REQUIRED WORK:
Find every line containing the word "Guangzhou" in the records below; report only how many there are.

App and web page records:
——————————
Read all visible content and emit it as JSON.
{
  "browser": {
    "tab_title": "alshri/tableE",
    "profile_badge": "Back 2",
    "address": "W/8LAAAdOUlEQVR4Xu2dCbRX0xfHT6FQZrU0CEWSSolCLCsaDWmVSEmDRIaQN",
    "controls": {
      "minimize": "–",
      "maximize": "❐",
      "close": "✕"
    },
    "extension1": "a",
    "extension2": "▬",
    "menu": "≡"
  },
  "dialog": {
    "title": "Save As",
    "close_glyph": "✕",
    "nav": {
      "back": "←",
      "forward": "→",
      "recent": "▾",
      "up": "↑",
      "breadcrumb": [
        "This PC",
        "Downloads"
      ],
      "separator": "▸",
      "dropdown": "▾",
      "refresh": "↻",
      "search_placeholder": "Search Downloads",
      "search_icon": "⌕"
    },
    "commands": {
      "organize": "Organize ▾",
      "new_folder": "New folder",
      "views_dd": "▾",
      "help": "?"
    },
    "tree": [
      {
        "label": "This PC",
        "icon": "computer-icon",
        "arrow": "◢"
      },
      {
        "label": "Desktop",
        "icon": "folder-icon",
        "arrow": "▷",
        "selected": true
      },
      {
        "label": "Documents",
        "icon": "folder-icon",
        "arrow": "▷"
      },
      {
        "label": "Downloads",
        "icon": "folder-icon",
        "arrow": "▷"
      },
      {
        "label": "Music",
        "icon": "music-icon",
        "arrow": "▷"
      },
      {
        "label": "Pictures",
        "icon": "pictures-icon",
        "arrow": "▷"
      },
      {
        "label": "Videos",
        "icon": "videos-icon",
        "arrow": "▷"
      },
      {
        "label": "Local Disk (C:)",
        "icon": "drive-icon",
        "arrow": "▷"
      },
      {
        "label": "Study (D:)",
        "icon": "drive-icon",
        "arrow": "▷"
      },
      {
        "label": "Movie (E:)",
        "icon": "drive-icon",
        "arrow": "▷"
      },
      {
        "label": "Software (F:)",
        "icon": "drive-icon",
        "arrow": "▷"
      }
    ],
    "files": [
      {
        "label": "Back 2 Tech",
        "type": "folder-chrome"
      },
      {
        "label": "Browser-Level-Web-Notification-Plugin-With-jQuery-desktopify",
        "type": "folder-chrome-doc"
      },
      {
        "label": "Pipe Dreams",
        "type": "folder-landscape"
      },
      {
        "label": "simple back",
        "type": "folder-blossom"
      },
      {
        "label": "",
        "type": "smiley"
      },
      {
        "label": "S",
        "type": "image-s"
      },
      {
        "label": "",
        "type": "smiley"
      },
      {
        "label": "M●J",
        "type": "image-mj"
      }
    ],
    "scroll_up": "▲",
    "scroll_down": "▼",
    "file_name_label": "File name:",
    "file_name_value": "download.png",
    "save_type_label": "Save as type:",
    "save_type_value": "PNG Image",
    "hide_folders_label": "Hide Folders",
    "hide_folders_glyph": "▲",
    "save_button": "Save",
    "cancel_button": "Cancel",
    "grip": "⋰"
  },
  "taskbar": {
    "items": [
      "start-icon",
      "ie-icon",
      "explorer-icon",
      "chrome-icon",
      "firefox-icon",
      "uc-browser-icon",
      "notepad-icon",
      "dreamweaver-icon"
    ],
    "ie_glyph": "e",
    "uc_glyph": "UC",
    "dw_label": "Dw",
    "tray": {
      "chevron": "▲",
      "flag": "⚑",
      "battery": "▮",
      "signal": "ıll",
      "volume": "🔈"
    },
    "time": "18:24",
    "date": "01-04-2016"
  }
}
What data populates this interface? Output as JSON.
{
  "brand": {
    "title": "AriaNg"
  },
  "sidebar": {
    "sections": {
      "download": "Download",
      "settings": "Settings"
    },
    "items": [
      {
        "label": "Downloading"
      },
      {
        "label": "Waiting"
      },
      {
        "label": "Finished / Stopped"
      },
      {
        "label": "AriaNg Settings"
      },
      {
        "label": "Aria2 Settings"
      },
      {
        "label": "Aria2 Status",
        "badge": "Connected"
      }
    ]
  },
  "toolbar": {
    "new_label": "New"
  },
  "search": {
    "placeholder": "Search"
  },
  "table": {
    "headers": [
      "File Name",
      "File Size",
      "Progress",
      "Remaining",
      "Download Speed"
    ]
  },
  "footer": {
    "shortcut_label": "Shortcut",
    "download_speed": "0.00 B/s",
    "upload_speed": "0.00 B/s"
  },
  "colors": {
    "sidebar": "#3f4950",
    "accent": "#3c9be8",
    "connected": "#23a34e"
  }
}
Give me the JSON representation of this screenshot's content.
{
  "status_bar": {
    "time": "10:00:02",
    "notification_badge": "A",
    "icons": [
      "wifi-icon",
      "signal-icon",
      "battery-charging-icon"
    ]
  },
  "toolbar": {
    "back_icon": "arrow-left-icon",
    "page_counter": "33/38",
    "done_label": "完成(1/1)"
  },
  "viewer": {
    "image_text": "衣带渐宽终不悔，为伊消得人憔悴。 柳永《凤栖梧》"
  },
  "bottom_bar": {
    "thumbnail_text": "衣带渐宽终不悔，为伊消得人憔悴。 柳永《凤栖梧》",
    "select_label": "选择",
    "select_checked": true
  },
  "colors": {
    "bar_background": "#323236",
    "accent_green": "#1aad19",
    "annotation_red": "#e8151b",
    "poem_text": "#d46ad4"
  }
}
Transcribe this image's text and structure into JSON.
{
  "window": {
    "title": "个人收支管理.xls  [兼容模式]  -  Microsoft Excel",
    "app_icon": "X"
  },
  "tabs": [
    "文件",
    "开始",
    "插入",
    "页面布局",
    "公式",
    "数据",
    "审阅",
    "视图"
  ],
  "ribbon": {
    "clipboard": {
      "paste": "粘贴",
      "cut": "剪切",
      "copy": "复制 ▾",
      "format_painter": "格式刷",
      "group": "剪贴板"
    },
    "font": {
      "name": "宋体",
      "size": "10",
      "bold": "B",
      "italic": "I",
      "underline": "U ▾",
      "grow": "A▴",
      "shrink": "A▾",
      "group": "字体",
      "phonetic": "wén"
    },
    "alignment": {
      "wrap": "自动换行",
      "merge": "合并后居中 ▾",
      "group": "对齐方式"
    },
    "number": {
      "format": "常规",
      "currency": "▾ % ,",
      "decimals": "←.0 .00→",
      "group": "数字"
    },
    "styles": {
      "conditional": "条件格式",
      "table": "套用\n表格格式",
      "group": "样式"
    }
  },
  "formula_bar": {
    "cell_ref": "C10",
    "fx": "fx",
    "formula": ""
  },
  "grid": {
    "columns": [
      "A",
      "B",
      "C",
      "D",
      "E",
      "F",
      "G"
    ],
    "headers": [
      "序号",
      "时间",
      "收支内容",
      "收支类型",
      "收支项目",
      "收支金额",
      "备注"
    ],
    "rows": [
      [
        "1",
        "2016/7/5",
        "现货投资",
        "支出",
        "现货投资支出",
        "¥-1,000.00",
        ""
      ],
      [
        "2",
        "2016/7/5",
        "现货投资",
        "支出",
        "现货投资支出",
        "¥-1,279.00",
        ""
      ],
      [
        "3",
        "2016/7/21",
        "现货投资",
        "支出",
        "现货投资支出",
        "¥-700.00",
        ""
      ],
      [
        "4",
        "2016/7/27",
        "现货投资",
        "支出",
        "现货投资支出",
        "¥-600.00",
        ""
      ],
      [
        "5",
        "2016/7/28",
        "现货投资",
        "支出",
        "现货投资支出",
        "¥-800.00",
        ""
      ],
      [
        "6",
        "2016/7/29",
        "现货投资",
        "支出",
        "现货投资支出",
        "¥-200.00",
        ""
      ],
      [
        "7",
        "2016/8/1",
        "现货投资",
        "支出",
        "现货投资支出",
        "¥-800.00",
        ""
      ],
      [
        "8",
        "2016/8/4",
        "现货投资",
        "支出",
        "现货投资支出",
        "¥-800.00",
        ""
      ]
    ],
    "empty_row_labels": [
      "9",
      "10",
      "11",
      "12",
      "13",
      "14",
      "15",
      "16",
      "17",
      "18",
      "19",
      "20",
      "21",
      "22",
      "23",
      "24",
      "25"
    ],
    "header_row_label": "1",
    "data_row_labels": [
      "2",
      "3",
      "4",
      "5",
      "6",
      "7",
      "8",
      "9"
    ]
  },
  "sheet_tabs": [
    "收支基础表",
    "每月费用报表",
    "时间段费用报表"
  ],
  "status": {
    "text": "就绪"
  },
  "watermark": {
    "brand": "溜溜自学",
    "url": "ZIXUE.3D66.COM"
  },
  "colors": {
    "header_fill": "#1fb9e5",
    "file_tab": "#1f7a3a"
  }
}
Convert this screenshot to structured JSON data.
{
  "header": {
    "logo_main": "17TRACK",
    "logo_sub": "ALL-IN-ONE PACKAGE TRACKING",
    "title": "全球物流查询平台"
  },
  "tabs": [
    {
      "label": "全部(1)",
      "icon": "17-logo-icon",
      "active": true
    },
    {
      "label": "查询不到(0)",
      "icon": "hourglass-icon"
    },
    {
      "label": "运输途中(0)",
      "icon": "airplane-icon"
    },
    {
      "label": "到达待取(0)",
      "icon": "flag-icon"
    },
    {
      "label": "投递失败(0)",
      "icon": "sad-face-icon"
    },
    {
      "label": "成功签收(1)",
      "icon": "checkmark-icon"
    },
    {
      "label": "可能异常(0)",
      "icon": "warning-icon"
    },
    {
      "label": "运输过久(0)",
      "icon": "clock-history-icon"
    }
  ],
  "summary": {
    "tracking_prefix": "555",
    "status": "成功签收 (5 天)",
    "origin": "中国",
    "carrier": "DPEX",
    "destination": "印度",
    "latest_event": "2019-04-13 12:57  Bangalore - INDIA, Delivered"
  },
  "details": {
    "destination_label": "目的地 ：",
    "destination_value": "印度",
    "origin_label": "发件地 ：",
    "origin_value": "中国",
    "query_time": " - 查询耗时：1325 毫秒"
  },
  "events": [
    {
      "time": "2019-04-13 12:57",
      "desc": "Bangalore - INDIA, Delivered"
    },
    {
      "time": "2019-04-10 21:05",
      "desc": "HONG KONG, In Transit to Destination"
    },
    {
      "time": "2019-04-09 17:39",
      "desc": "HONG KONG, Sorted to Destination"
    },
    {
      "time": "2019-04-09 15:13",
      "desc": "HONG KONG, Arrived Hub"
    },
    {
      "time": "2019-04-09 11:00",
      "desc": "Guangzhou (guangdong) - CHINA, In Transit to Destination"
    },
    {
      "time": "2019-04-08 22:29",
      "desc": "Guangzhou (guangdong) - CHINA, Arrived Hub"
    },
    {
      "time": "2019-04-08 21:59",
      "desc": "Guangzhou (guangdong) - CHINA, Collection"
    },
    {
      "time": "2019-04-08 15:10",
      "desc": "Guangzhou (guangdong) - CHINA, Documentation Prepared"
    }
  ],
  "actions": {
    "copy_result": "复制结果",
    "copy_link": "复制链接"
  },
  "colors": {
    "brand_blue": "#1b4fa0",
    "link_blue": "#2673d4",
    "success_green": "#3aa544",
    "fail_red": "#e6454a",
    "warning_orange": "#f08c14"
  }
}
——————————
ANSWER SPACE:
4